Months after he returned to the institution, lightning would strike twice. He wasn't playing cricket this time, but he was an onlooker when somebody shouted, "Look out!" Yet, it was too late, and the second eye was crushed by another cricket ball. More blood and pain, and more hospitalisation. That eye was also subsequently removed.
Salvation army to the rescue
There began another type of pain - psychological - that racked his entire being, and it was more excruciating than the physical one. His future looked bleak, he was approaching 20 and now his sight was gone forever. Having no mother and a poor father and grandmother was not helping either. Yet, he said, "I never give up the ghost."
After a couple more years at Salvation Army and classes at Jamaica School of Music, Bertchell went back to Portland. Lloyd Chin, then principal of Titchfield High School, offered to give him extra lessons. It was tough, with him having to pay people to read and write for him, beg money to buy cartridge paper and to cut them to fit the Braille machine.

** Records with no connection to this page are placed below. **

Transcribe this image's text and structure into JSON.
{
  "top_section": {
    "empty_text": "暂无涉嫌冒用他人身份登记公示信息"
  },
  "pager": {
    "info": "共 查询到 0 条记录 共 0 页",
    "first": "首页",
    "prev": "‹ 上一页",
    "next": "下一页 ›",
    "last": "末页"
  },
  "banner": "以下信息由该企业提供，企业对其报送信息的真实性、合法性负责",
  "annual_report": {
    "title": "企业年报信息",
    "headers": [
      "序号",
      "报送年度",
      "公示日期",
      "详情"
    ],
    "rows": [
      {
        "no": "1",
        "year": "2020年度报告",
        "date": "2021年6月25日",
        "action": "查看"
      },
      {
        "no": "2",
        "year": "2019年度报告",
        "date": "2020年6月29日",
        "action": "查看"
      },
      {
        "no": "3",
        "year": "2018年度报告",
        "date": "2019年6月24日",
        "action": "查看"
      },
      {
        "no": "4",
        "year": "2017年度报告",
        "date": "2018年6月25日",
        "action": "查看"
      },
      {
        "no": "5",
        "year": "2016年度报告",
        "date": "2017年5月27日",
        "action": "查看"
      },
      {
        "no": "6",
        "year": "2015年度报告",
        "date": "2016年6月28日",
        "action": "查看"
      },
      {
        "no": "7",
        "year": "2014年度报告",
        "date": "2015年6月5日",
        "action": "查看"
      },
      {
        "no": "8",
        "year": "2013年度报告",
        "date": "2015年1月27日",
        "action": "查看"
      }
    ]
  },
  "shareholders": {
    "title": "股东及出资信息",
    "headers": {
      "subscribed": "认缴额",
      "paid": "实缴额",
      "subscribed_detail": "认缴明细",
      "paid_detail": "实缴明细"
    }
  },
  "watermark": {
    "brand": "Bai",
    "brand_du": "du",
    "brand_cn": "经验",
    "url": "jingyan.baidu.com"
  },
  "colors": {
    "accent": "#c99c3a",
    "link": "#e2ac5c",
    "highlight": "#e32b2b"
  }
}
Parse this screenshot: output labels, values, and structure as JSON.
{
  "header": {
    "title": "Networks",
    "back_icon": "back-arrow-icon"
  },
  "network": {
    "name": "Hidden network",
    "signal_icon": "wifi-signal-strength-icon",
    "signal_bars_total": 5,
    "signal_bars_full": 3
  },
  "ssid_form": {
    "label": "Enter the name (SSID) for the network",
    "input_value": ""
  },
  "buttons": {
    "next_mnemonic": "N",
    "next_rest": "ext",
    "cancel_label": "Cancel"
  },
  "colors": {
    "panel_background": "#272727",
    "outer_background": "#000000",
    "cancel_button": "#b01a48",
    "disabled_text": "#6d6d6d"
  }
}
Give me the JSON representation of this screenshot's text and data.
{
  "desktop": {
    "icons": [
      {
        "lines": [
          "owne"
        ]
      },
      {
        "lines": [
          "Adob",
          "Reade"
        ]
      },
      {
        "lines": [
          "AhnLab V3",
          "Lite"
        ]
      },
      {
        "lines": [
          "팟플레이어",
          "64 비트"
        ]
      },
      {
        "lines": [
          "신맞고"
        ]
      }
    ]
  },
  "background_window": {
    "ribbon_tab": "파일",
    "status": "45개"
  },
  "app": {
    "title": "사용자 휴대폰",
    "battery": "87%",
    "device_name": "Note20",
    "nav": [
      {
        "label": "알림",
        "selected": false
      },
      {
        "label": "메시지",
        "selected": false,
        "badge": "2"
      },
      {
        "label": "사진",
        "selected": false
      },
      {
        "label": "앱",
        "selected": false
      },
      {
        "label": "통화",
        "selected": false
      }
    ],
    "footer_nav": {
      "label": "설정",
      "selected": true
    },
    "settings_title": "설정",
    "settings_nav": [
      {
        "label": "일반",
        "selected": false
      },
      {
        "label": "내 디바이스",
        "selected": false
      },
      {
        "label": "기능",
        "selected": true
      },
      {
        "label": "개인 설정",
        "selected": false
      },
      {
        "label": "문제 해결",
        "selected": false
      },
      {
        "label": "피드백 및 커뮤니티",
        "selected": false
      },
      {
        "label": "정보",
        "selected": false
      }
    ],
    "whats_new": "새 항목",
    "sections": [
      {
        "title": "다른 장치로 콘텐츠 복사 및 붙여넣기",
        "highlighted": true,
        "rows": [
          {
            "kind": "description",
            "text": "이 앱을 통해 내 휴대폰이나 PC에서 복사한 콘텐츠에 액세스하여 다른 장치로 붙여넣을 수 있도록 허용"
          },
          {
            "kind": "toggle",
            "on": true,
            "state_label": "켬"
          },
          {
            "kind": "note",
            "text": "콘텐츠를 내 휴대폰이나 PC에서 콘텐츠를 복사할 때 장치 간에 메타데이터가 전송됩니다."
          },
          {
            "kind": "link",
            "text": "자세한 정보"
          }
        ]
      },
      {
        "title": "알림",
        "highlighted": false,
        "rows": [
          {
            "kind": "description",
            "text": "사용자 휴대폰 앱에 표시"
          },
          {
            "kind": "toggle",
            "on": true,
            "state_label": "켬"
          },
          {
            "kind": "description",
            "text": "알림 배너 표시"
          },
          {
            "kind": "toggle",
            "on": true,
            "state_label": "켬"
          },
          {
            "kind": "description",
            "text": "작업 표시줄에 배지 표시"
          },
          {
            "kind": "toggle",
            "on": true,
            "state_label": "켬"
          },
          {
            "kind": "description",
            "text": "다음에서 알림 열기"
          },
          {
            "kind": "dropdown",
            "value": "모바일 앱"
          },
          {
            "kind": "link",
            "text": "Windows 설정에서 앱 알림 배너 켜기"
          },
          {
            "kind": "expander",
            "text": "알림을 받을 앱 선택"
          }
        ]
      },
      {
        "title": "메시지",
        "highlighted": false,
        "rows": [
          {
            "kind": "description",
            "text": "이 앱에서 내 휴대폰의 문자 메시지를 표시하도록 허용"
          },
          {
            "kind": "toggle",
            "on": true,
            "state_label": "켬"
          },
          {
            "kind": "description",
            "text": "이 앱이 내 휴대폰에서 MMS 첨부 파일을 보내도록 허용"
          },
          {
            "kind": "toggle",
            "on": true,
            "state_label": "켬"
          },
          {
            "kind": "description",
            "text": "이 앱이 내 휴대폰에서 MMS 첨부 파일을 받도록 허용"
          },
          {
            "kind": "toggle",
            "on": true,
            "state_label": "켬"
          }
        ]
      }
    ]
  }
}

To keep his dreams alive, he did odd jobs to send himself to evening classes and to pay for a typing course. Training in telephone operations was successfully done, but he got no relevant job after completion. He dabbled in cabaret entertainment, singing and playing the guitar; was once fired for singing Old Pirates; had his roof removed because he couldn't pay his rent, and had to 'kotch' with an old lady.
The idea of teaching crossed his mind. He applied to Mico, was invited to do the entrance examination, but had no one to write it for him. He tried again the following year. A female friend of his wrote the test, which he passed, along with the interview.
Effort at teaching
Teachers' college was challenging based on his circumstances, but his colleagues and teachers were quite supportive. 'Cane Man', as he was called, was quite popular on campus, but he worked hard. After three years, he left Mico with a diploma in the social sciences and music. And that was the end of his teaching 'career'.
Upon his return to Portland, no one gave him a teaching job. There is the notion, he said, that principals believe he might not be able to cope. Struggling to survive is a constant in the life of this man who has found love and is the father of a seven-year-old daughter. The family lives in an unfinished house in the Rio Grande valley.
Now, with no steady employment, the house will not be finished soon, but what is even more serious is that the artificial eyes that were installed before he went to college, and should have been replaced every six years, are still there and have infected the sockets.
"I am in a whole lot of problems, a whole lot," he declared. "It's getting worse, and I have to be washing them with salt water."
Having said that, he's a very active person, who washes and cooks, etc. He's yet to achieve his full potential, especially with his music, which he prefers now over teaching.
"Life to me is very challenging, but, at the same time, you can't give up. I want to be somebody who can, at the end of the day, get up and contribute to society, to life, and I am not doing as much as I want to," he said.
He is, however, grateful to the schools that hire him from time to time to entertain students.
Bertchell Grant with his wife, Sachue, and his seven-year-old daughter, Nastassia. - Photos by Paul H. Williams